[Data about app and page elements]
○ ○ ○ ○ ○

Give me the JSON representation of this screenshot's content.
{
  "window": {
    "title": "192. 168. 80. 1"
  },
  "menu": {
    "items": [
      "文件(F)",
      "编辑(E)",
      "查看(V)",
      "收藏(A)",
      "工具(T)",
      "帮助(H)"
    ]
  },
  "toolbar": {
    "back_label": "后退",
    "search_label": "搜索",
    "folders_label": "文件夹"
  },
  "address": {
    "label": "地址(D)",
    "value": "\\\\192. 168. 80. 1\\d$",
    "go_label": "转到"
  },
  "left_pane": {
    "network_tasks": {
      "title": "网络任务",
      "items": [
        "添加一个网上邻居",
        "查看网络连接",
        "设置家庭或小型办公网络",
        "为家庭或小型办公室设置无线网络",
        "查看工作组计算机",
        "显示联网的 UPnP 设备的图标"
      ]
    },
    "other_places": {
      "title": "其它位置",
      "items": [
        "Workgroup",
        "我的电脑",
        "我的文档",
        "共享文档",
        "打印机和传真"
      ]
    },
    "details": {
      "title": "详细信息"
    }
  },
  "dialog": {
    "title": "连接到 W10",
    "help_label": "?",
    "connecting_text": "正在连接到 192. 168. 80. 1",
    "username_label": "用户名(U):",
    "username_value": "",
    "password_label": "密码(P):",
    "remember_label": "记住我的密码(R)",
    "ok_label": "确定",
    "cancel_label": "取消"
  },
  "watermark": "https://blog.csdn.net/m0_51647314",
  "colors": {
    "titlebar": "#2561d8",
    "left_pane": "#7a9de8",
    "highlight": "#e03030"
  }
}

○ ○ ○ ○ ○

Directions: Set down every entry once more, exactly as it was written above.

Output of the task:
Give me the JSON representation of this screenshot's content.
{
  "window": {
    "title": "192. 168. 80. 1"
  },
  "menu": {
    "items": [
      "文件(F)",
      "编辑(E)",
      "查看(V)",
      "收藏(A)",
      "工具(T)",
      "帮助(H)"
    ]
  },
  "toolbar": {
    "back_label": "后退",
    "search_label": "搜索",
    "folders_label": "文件夹"
  },
  "address": {
    "label": "地址(D)",
    "value": "\\\\192. 168. 80. 1\\d$",
    "go_label": "转到"
  },
  "left_pane": {
    "network_tasks": {
      "title": "网络任务",
      "items": [
        "添加一个网上邻居",
        "查看网络连接",
        "设置家庭或小型办公网络",
        "为家庭或小型办公室设置无线网络",
        "查看工作组计算机",
        "显示联网的 UPnP 设备的图标"
      ]
    },
    "other_places": {
      "title": "其它位置",
      "items": [
        "Workgroup",
        "我的电脑",
        "我的文档",
        "共享文档",
        "打印机和传真"
      ]
    },
    "details": {
      "title": "详细信息"
    }
  },
  "dialog": {
    "title": "连接到 W10",
    "help_label": "?",
    "connecting_text": "正在连接到 192. 168. 80. 1",
    "username_label": "用户名(U):",
    "username_value": "",
    "password_label": "密码(P):",
    "remember_label": "记住我的密码(R)",
    "ok_label": "确定",
    "cancel_label": "取消"
  },
  "watermark": "https://blog.csdn.net/m0_51647314",
  "colors": {
    "titlebar": "#2561d8",
    "left_pane": "#7a9de8",
    "highlight": "#e03030"
  }
}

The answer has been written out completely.